Las Hermanas Rangel were a popular singing sister trio from the West Side of St. Paul, who got their started singing romantic Mexican ballads (known as boleros) in bars on the West Side throughout the 1940s. Later, they joined forces with their brothers in the Kico Rangel Band to perform the popular mambos and cha-chas of the day.
The tracks listed above are from the Minnesota Historical Society Press’s compilation Musica de la Raza: Mexican & Chicano Music in Minnesota, curated by Maya Lopez-Santamaria.
Jan and Patti North, “I’ll Never Be Sorry” and “Lonely Moonlight” (1957)
These singing sisters were some of the first, and ultimately most successful country singers to emerge from Minnesota. They got their start playing at the old Flame Bar on Nicollet Avenue (which is still standing, actually, but is now Great Tapes) and were members of the Rhythm Ranch Gals along with bandleader Ardis Wells.
Jan and Patti North ended up recording 13 different singles throughout the 1950s and ’60s, including the two listed above, and you can learn more about their history and hear more of their music on record collector John Kass’s website GoJohnnyGo.
Ardis Wells, “Baby Doll” (1960)
Known as “The Yodeling Sweetheart,” Ardis Wells was a force to be reckoned with. She led the Rhythm Ranch Gals, commanding the Gals to stand up on the bar of the Flame Bar and sing and dance among the liquor bottles. And as if that isn’t cool enough, she also was a professional wrestler in the 1950s and rode elephants in the circus. Bow down.
Wanda Davis, “Save Me” (1967)
Wanda Davis came up in the gospel community and started dipping her toes into the burgeoning funk and soul scene in the Twin Cities by sitting in with bands like the Soul Sensations, the Project Soul Band, and Maurice McKinnies and the Blazers. Davis ended up recording the obscure Aretha Franklin cut “Save Me” as part of a one-off recording session with Project Soul.
Although the 45 wasn’t as commercially successful as they hoped, it became an underground hit—these days, an original pressing of the single goes for $600 a pop. It was recently reissued as part of Secret Stash’s Twin Cities Funk and Soul compilation, and the label has started working with Davis to record new material, including last year’s release “Where Did You Sleep Last Night.”
West Bank Trackers, “Shakey Flat Blues” (1974)
The West Bank Trackers included Judy Beach, Ann Dickenson, Dean Engelson, Bibi Fairchild, Stuart Lucks, Carol Peltier, Charlie Thomes and Bill Thompson. This track originally appeared on their 1974 album Live at the Cookhouse, but I came across it on the CD that accompanied Cyn Collin’s excellent 2006 book West Bank Boogie. Read more about the West Bank Trackers here.

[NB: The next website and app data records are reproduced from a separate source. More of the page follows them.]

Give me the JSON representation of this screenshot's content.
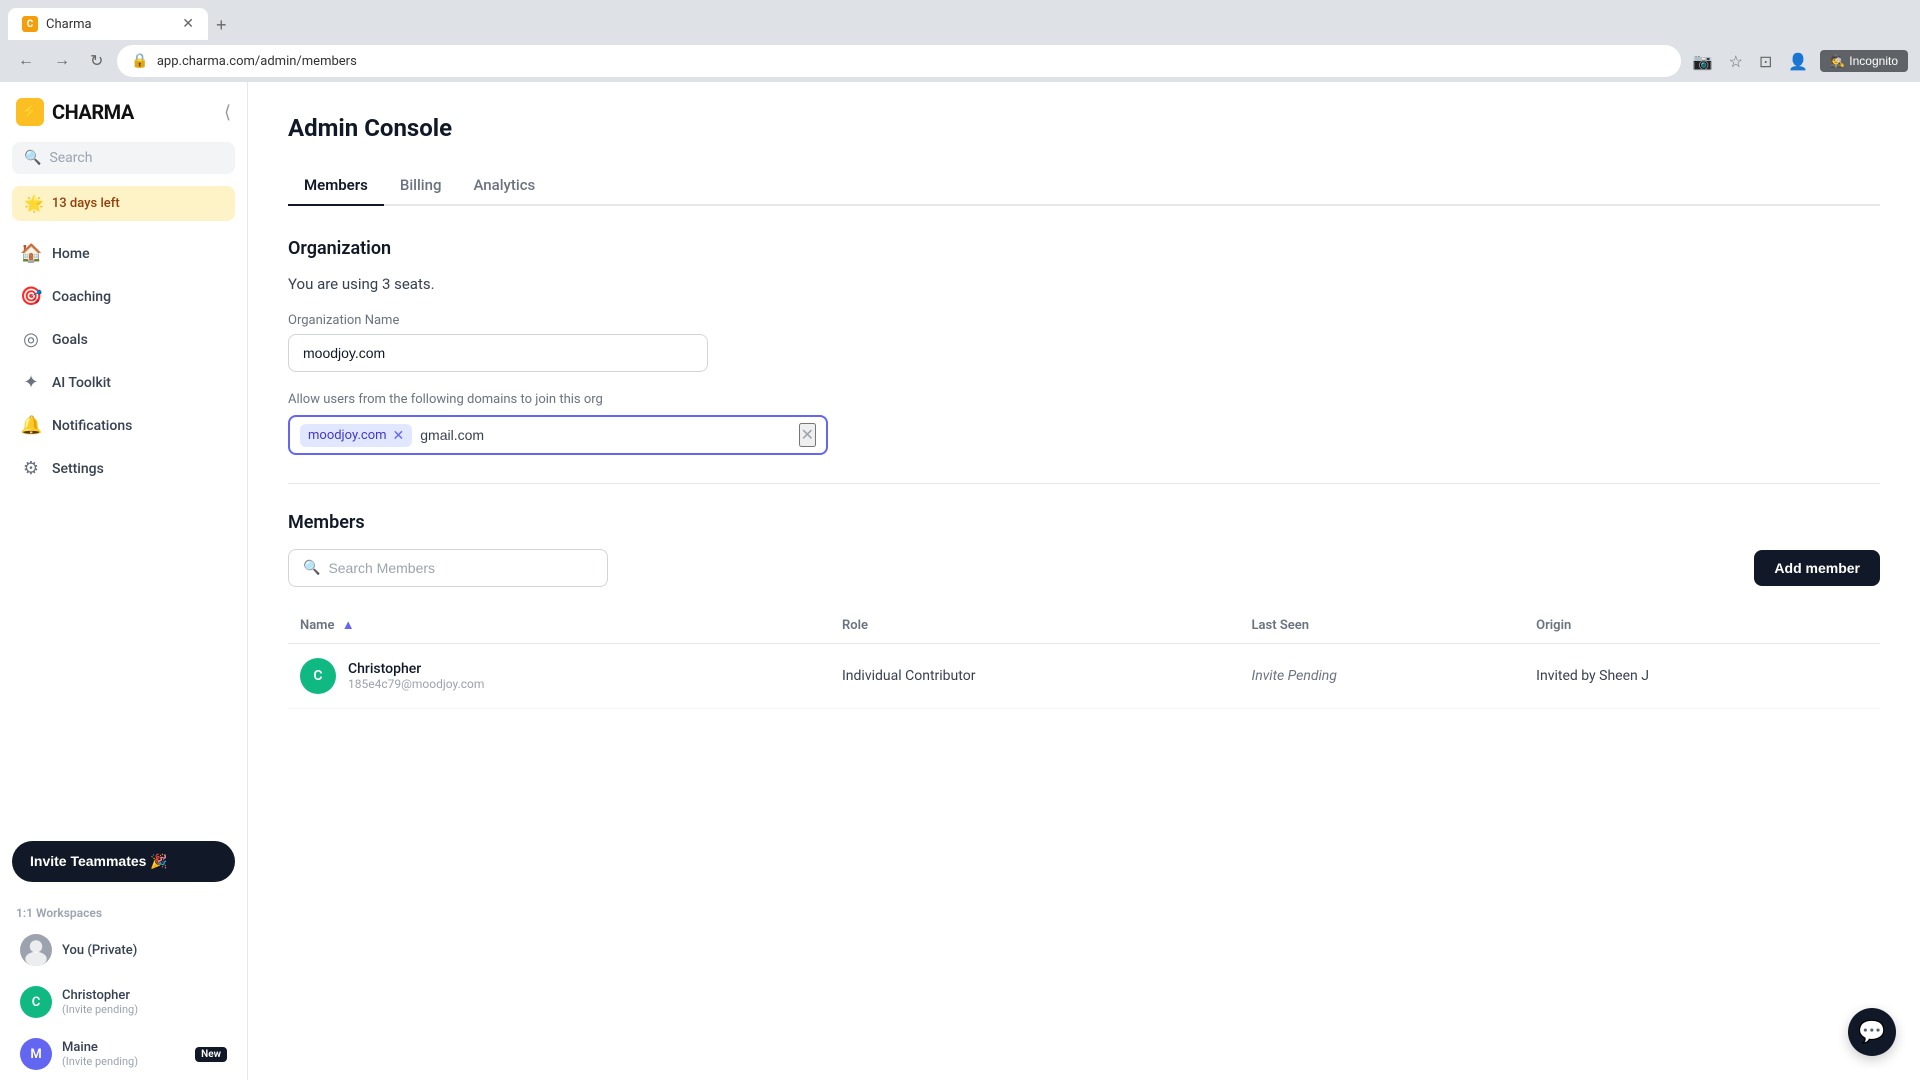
{
  "browser": {
    "tab_title": "Charma",
    "url": "app.charma.com/admin/members",
    "incognito_label": "Incognito"
  },
  "sidebar": {
    "logo_text": "CHARMA",
    "search_placeholder": "Search",
    "trial": {
      "icon": "🌟",
      "text": "13 days left"
    },
    "nav_items": [
      {
        "label": "Home",
        "icon": "🏠"
      },
      {
        "label": "Coaching",
        "icon": "🎯"
      },
      {
        "label": "Goals",
        "icon": "◎"
      },
      {
        "label": "AI Toolkit",
        "icon": "✦"
      },
      {
        "label": "Notifications",
        "icon": "🔔"
      },
      {
        "label": "Settings",
        "icon": "⚙"
      }
    ],
    "invite_button": "Invite Teammates 🎉",
    "workspaces_label": "1:1 Workspaces",
    "workspaces": [
      {
        "name": "You (Private)",
        "avatar_color": "#6b7280",
        "avatar_letter": "",
        "is_image": true,
        "sub": ""
      },
      {
        "name": "Christopher",
        "sub": "(Invite pending)",
        "avatar_color": "#10b981",
        "avatar_letter": "C",
        "badge": ""
      },
      {
        "name": "Maine",
        "sub": "(Invite pending)",
        "avatar_color": "#6366f1",
        "avatar_letter": "M",
        "badge": "New"
      }
    ]
  },
  "main": {
    "page_title": "Admin Console",
    "tabs": [
      {
        "label": "Members",
        "active": true
      },
      {
        "label": "Billing",
        "active": false
      },
      {
        "label": "Analytics",
        "active": false
      }
    ],
    "organization": {
      "section_title": "Organization",
      "seats_text": "You are using 3 seats.",
      "org_name_label": "Organization Name",
      "org_name_value": "moodjoy.com",
      "domains_label": "Allow users from the following domains to join this org",
      "domains": [
        "moodjoy.com"
      ],
      "domain_input_value": "gmail.com"
    },
    "members": {
      "section_title": "Members",
      "search_placeholder": "Search Members",
      "add_member_btn": "Add member",
      "table_headers": [
        {
          "label": "Name",
          "sortable": true
        },
        {
          "label": "Role",
          "sortable": false
        },
        {
          "label": "Last Seen",
          "sortable": false
        },
        {
          "label": "Origin",
          "sortable": false
        }
      ],
      "rows": [
        {
          "name": "Christopher",
          "email": "185e4c79@moodjoy.com",
          "role": "Individual Contributor",
          "last_seen": "Invite Pending",
          "origin": "Invited by Sheen J",
          "avatar_color": "#10b981",
          "avatar_letter": "C"
        }
      ]
    }
  }
}
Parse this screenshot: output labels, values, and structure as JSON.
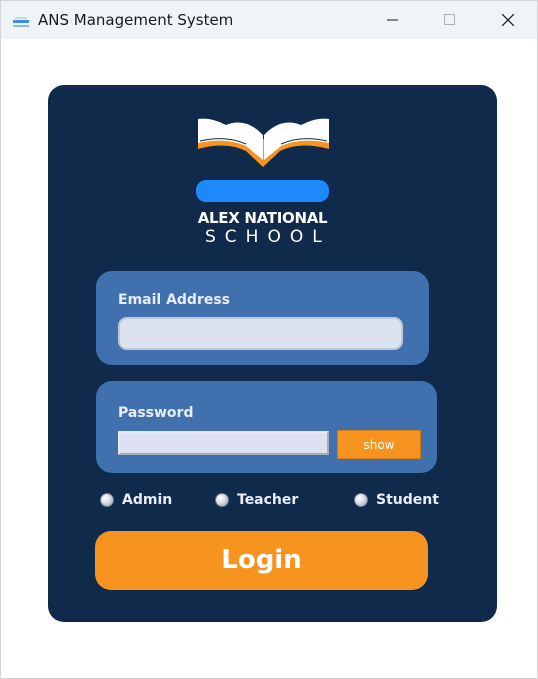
{
  "window": {
    "title": "ANS Management System",
    "icon": "app-icon"
  },
  "logo": {
    "line1": "ALEX NATIONAL",
    "line2": "SCHOOL",
    "colors": {
      "book_white": "#ffffff",
      "accent_orange": "#f7941f",
      "accent_blue": "#1e88ff"
    }
  },
  "login_form": {
    "email": {
      "label": "Email Address",
      "value": "",
      "placeholder": ""
    },
    "password": {
      "label": "Password",
      "value": "",
      "placeholder": "",
      "show_button_label": "show"
    },
    "roles": [
      {
        "label": "Admin",
        "selected": false
      },
      {
        "label": "Teacher",
        "selected": false
      },
      {
        "label": "Student",
        "selected": false
      }
    ],
    "login_button_label": "Login"
  },
  "colors": {
    "card_background": "#0f2a4a",
    "panel_background": "#4170ae",
    "accent": "#f7941f"
  }
}
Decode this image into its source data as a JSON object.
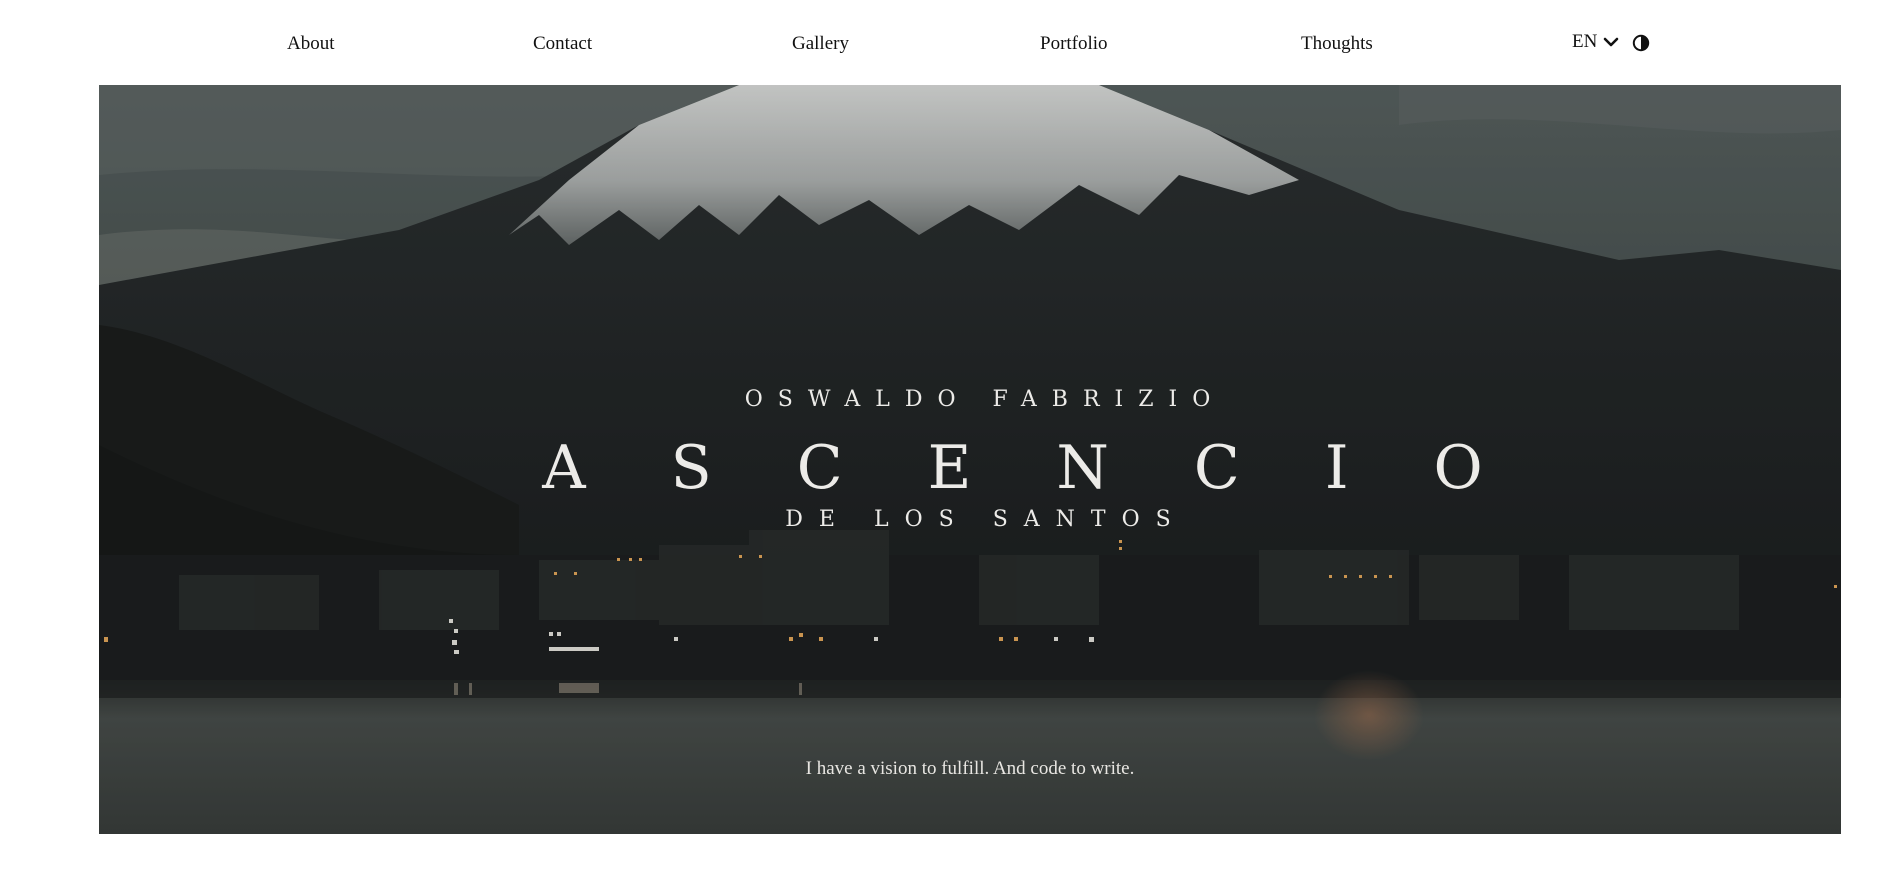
{
  "nav": {
    "items": [
      {
        "label": "About"
      },
      {
        "label": "Contact"
      },
      {
        "label": "Gallery"
      },
      {
        "label": "Portfolio"
      },
      {
        "label": "Thoughts"
      }
    ],
    "language": {
      "label": "EN",
      "icon": "chevron-down-icon"
    },
    "theme_toggle": {
      "icon": "contrast-icon"
    }
  },
  "hero": {
    "first_name": "OSWALDO FABRIZIO",
    "last_name": "ASCENCIO",
    "suffix_name": "DE LOS SANTOS",
    "tagline": "I have a vision to fulfill. And code to write."
  },
  "colors": {
    "page_background": "#ffffff",
    "nav_text": "#111111",
    "hero_text": "#ecebe8"
  }
}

Bill Hinkley and Judy Larson, “Keep it Clean” (1974)
When it comes to the Minnesota folk scene, few female artists are as influential and highly regarded as Judy Larson, who performed alongside Bill Hinkley on A Prairie Home Companion for decades.